====== EXCERPTED RECORDS
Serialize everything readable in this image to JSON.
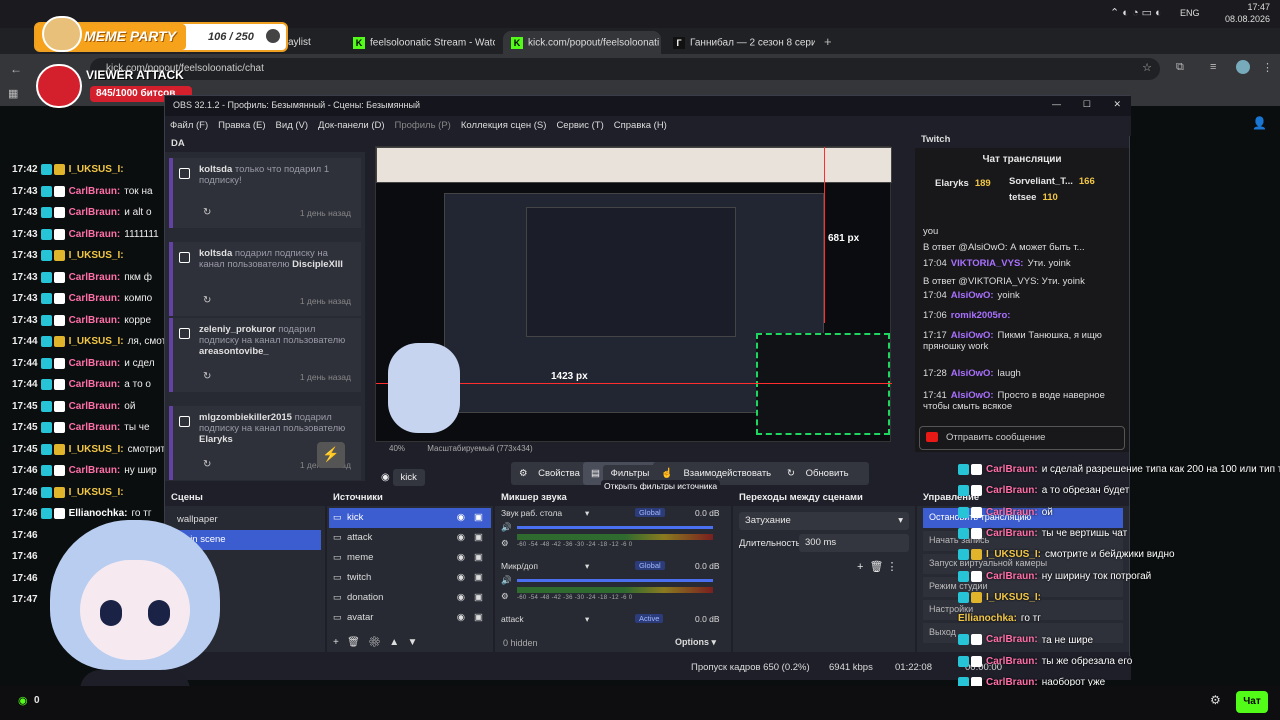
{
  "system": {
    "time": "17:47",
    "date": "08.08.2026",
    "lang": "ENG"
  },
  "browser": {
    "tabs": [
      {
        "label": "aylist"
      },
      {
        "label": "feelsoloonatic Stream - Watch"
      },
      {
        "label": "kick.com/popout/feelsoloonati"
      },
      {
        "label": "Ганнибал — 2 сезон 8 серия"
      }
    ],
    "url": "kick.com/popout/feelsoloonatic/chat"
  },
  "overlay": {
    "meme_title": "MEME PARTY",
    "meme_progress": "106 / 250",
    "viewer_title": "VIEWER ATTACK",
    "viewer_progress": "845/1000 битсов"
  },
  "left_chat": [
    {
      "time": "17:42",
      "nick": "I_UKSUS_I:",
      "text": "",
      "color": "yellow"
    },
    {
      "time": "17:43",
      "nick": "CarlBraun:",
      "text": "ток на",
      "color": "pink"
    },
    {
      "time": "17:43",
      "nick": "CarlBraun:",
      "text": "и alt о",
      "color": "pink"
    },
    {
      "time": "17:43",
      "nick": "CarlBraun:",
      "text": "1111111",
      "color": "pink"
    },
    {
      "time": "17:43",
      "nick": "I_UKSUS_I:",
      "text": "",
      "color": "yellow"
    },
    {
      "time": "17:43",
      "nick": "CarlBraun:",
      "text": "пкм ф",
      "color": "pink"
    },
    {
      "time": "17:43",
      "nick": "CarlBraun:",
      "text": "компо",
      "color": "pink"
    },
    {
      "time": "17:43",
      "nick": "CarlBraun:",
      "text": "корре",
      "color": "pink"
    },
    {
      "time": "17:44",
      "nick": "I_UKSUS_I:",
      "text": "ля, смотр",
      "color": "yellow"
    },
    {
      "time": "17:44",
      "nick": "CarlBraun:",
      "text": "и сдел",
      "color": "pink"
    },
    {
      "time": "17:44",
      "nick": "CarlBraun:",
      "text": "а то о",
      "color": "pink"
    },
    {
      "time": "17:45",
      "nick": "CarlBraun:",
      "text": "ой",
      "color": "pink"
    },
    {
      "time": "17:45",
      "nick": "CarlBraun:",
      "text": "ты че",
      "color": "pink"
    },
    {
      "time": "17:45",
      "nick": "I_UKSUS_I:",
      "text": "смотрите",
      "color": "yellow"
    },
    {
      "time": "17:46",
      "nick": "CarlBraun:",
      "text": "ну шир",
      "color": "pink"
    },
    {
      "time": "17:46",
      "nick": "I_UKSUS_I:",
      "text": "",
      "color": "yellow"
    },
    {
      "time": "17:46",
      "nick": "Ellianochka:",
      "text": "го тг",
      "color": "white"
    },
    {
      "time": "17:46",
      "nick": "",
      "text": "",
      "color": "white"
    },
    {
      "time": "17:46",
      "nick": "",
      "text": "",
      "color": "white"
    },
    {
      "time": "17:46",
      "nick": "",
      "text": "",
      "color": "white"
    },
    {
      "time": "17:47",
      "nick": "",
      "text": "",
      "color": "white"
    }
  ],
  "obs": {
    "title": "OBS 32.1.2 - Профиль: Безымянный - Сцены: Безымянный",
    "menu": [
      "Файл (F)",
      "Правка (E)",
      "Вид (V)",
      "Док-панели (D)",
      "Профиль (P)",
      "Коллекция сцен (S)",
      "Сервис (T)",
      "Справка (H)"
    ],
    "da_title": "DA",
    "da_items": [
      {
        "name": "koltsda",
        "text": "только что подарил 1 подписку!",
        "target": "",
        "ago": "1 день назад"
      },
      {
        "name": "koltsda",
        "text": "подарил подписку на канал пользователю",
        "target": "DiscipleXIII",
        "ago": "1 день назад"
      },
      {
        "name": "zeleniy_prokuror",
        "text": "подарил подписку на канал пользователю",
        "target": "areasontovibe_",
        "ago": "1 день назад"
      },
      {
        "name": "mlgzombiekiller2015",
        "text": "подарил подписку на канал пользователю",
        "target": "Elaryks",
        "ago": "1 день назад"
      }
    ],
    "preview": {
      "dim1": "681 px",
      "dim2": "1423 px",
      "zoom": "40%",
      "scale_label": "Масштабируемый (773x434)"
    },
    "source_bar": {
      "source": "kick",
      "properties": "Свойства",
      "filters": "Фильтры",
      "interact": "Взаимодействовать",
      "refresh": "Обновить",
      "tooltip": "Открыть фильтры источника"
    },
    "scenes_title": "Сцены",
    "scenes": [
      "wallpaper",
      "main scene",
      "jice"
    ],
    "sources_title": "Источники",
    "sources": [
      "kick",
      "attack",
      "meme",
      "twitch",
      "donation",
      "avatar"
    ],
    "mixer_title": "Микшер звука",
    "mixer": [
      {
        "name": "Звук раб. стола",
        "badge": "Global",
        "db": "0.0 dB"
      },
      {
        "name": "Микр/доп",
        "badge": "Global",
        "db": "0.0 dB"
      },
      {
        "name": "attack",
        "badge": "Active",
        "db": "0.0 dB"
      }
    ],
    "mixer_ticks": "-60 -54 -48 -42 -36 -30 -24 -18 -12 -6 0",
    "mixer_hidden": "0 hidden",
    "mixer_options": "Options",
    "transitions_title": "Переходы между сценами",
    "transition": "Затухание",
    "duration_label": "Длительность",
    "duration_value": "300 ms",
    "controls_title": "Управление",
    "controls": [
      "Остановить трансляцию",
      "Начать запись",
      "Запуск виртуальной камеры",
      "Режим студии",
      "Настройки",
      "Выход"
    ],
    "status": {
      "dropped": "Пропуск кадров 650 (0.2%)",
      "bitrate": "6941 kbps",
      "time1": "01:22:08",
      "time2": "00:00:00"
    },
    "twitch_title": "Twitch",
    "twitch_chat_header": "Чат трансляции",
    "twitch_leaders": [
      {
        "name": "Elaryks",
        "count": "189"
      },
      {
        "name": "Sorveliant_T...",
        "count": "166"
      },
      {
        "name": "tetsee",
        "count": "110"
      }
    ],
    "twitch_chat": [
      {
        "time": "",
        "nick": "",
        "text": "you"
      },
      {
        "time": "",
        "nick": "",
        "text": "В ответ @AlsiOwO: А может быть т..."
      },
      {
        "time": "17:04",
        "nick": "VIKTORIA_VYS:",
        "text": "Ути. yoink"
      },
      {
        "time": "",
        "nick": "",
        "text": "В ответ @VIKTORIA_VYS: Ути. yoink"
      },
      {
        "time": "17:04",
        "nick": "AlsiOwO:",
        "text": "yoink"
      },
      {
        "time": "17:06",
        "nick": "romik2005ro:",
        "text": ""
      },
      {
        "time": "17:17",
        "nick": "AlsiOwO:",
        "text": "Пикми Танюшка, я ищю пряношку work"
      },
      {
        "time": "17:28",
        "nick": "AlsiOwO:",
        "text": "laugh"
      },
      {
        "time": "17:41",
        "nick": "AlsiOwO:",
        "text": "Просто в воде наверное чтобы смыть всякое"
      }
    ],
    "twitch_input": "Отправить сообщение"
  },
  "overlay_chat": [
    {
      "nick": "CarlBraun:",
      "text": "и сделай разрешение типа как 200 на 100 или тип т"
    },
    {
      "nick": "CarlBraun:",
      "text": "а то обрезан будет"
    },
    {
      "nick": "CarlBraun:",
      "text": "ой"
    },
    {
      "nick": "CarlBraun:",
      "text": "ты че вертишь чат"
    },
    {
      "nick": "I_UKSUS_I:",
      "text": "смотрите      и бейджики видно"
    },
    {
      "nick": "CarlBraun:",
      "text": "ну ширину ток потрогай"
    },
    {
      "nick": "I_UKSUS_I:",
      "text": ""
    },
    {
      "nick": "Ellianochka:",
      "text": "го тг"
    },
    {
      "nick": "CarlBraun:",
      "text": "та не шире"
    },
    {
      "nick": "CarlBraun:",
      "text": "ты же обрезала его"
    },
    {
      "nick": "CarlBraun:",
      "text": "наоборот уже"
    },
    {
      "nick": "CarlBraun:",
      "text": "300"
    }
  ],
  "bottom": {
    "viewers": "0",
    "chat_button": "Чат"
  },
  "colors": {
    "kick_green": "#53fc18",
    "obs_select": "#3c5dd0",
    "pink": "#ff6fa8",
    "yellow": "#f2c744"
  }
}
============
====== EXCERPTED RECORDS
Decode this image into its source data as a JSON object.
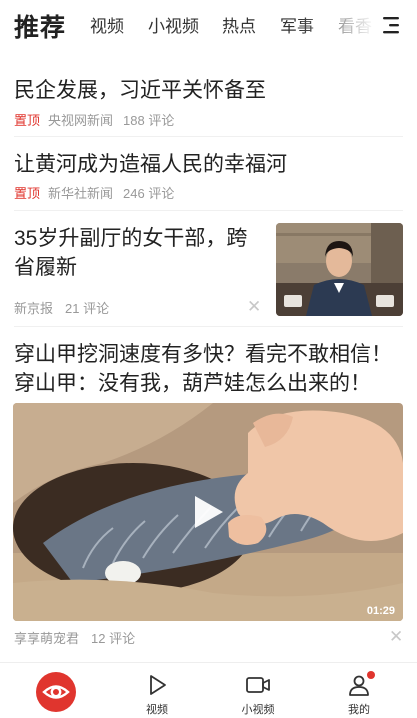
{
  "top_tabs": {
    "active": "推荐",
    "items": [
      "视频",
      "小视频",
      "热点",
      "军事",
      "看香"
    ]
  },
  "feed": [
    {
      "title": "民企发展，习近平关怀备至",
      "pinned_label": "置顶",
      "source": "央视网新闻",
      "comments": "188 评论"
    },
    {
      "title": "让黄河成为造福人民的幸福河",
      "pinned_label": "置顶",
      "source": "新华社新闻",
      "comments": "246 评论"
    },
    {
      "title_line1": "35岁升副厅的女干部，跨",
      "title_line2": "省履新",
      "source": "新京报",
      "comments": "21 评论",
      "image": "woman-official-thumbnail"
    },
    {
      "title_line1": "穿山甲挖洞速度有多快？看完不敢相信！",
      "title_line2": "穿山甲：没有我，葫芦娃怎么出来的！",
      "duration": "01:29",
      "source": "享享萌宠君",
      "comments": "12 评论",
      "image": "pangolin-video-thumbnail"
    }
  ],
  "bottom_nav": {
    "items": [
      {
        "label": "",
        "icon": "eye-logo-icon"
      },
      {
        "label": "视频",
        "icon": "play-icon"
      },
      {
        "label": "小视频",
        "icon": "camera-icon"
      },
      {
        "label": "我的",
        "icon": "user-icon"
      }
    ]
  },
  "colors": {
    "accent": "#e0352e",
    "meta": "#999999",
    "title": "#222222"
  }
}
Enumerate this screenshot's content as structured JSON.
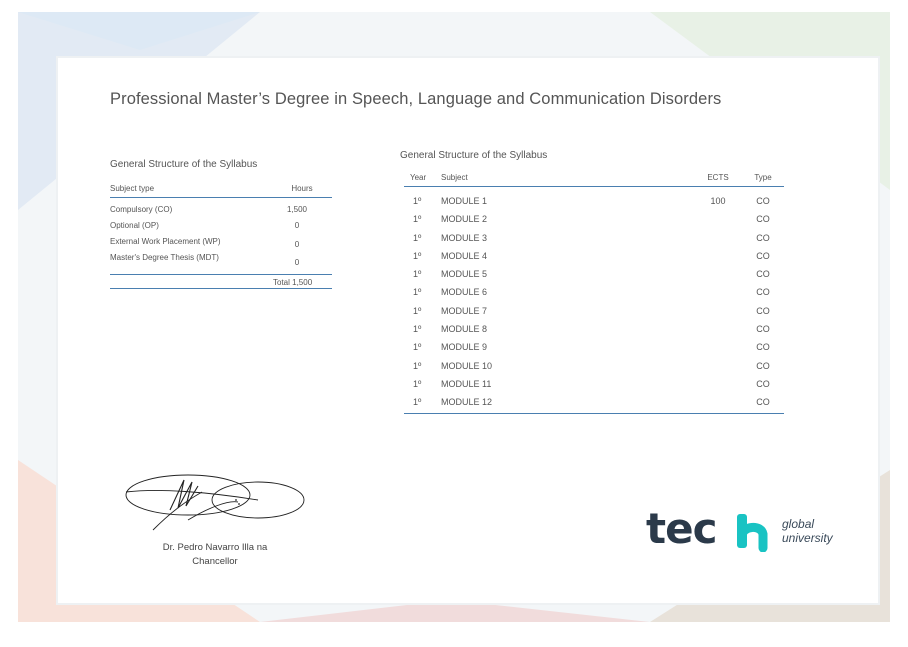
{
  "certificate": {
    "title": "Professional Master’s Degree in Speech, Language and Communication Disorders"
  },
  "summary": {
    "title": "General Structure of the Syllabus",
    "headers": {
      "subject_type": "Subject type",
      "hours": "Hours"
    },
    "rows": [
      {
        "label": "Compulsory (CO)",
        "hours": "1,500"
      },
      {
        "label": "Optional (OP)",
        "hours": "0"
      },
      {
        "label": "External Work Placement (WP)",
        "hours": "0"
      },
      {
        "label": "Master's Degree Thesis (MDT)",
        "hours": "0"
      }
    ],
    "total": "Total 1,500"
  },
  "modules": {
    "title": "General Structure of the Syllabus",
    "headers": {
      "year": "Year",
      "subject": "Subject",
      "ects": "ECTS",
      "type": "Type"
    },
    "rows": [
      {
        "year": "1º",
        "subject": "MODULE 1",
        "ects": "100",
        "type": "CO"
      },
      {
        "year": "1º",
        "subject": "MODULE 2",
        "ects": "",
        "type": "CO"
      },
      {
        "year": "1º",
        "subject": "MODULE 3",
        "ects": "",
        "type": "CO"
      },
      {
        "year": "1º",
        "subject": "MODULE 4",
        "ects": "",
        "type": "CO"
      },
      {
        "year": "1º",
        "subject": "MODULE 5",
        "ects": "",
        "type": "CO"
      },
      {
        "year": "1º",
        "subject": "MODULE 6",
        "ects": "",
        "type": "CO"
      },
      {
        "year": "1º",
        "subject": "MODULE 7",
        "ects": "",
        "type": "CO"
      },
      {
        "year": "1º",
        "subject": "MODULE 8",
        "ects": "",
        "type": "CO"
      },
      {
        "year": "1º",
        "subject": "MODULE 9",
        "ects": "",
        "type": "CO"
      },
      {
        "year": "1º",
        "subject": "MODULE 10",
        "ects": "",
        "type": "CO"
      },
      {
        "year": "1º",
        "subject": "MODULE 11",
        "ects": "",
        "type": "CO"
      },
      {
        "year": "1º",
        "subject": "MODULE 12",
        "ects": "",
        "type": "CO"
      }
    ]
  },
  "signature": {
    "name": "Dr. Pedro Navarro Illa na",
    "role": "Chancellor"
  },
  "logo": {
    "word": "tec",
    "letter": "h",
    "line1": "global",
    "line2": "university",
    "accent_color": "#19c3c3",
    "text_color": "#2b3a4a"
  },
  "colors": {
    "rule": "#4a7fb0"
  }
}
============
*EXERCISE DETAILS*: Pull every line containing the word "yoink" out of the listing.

*WRITTEN ANSWER*:
        "text": "Ути. yoink"
        "text": "В ответ @VIKTORIA_VYS: Ути. yoink"
        "text": "yoink"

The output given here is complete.